P-chart and C–chart

A P-chart makes use of non-conforming items in a sample as the sample statistic. In order to use a P-chart, it should be possible to separate conforming from non-conforming items. Then, the non-conforming items are expressed as a proportion of the total items. On the other hand, a C–chart is used when analyzing the total counts of non-conformities per unit that arise during a sampling period. Under C–chart, the sample is often of a constant size. The two charts are used when the data is a characteristic. A P-chart is often used for quality attributes that are distinct in nature. Besides, these attributes should involve good/bad or yes/no choices. Thus, it focuses on the proportion of faulty units in a sample. On the other hand, a C-chart is used to monitor distinct non-conformities in the event that there is more than one non-conformity in a single unit. Thus, it focuses on the number of defects on each item. The P-chart can monitor attributes such flat tires, late flights, broken eggs per crate, and soil printed logos in a rim. This means that the P-chart is instrumental in progressive monitoring of the above attributes and many more. Examples of attributes that can be measured using a C–chart are the number of monthly customer complaints in a bank and number of defects in a final product such as a car.

Scharadin Hotels Case Solution

Three-sigma control limit

In this case, a C-chart will be suitable to analyze where the process is in control or not. Alternatively, a P-chart may also be used. Calculations of the three-sigma control limit for a C-chart are presented below.

Control limit = number of complaints / number of samples = 85 / 30 = 2.833

Upper control limit = control limit + z√ control limit = 2.833 + 3√2.833 = 7.8831

Lower control limit = control limit – z√ control limit = 2.833 – 3√2.833 = -2.216

The lower control limit is a negative value. Therefore, it will be rounded up to zero because there are no negative control limits. The C-chart for the process is displayed below.
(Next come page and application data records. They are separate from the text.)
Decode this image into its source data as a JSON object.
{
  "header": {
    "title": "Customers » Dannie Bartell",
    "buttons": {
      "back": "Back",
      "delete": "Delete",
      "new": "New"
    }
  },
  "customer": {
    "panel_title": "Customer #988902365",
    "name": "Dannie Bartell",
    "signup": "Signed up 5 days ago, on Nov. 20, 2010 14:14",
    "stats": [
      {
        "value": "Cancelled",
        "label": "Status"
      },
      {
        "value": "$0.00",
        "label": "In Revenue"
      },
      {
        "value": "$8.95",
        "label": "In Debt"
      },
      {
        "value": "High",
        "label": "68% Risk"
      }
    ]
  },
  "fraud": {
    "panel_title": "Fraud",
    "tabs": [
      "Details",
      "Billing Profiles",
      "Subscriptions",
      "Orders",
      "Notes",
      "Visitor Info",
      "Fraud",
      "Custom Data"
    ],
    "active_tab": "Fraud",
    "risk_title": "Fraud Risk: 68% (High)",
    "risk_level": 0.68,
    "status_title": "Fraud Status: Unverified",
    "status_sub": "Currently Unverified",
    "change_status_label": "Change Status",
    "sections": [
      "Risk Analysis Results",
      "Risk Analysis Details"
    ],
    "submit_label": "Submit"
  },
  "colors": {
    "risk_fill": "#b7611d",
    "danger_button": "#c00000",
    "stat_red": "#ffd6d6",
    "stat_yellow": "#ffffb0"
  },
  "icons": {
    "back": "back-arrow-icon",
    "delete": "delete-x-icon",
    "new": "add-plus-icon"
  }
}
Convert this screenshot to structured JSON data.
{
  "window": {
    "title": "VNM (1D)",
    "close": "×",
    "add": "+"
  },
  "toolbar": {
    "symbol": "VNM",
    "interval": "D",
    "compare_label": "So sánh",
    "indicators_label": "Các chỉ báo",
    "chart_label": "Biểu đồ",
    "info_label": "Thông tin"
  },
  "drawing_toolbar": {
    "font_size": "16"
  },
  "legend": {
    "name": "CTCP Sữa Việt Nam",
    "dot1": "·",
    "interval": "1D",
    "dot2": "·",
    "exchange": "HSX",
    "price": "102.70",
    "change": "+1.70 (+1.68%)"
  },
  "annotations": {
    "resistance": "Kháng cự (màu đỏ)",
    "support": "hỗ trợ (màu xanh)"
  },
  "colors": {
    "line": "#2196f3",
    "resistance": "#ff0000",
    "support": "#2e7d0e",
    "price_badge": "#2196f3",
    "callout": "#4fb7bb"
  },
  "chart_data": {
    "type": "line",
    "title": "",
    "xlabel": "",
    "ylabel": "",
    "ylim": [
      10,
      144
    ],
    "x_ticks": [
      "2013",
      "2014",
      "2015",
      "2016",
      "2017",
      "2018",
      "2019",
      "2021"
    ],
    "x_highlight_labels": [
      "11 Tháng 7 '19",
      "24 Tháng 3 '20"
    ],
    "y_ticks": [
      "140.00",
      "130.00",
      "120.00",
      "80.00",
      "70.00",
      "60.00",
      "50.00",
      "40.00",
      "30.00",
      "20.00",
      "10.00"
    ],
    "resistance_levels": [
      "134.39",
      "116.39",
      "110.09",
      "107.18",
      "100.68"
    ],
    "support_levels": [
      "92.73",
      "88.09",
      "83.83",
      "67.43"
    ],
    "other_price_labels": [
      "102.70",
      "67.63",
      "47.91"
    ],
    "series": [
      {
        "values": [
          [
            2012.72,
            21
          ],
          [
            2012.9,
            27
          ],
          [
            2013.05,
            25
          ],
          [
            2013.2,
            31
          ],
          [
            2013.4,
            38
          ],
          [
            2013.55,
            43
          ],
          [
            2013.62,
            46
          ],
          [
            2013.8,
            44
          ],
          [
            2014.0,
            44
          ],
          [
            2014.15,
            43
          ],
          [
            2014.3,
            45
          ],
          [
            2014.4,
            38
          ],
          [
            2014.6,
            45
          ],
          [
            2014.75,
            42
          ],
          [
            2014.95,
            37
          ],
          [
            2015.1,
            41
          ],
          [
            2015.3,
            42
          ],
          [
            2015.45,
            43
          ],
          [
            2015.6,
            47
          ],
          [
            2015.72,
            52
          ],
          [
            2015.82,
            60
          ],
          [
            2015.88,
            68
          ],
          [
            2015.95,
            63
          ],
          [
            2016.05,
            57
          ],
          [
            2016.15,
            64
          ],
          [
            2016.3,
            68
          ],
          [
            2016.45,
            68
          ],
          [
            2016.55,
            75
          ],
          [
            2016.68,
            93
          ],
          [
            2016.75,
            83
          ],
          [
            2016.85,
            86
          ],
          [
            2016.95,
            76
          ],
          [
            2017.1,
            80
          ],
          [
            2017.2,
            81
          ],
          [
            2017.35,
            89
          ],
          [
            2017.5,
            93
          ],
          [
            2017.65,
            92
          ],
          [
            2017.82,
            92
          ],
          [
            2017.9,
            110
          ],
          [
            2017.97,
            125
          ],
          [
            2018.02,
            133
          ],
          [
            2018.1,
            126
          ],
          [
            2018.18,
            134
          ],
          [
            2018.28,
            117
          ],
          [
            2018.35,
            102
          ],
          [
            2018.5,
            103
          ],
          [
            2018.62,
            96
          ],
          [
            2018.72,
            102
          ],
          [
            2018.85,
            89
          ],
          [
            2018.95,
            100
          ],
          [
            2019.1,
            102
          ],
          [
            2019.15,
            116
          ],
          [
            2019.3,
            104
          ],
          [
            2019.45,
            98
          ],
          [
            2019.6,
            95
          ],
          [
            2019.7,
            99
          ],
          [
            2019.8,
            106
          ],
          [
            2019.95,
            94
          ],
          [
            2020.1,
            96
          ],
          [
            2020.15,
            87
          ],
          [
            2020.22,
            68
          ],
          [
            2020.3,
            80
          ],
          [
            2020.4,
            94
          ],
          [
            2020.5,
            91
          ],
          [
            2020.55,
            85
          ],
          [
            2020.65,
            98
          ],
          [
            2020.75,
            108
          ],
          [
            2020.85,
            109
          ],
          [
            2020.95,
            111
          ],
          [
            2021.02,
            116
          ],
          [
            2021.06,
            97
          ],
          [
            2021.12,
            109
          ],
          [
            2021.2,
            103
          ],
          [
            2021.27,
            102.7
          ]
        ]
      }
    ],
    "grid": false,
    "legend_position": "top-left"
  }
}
It shows a C-chart. The graph shows the data points and the control limits for the number of incorrect bills.
Graph 1: It shows a C-chart. The graph shows the data points and the control limits for the number of incorrect bills.

Stability of the process

In most cases a process is considered to be in control if all the data points lie within the upper and lower control limit. In this case, all the data points lie within the two control limits. However, a further review of the chart shows that the process is out of control because the last consecutive eleven points are above the control limit. It is worth mentioning that the chart is based on a normal distribution. Further, about half of the data points are above average. This indicates a trend which implies that the statistical process is not stable.

Is the problem the new system?

A review of the control limits shows that the problem is not the new computer system. The system was in place since the beginning of the month but the problem started happening from the third week. Therefore, the problem may be due to other reasons.


A further analysis needs to be carried out in order to find the cause of the problem. Specifically, the analysis needs to focus on the changes that occurred from the third week of the month. Specifically, the management needs to look for incorrect bills that were issued in the fourth and the third week to ascertain if a common factor exists. For instance, the management can try and verify if the incorrect bills were issued by new employees. This can be indication that the new employees do not know how to use the system properly. In this case, a recommendation should be made to train the new employees.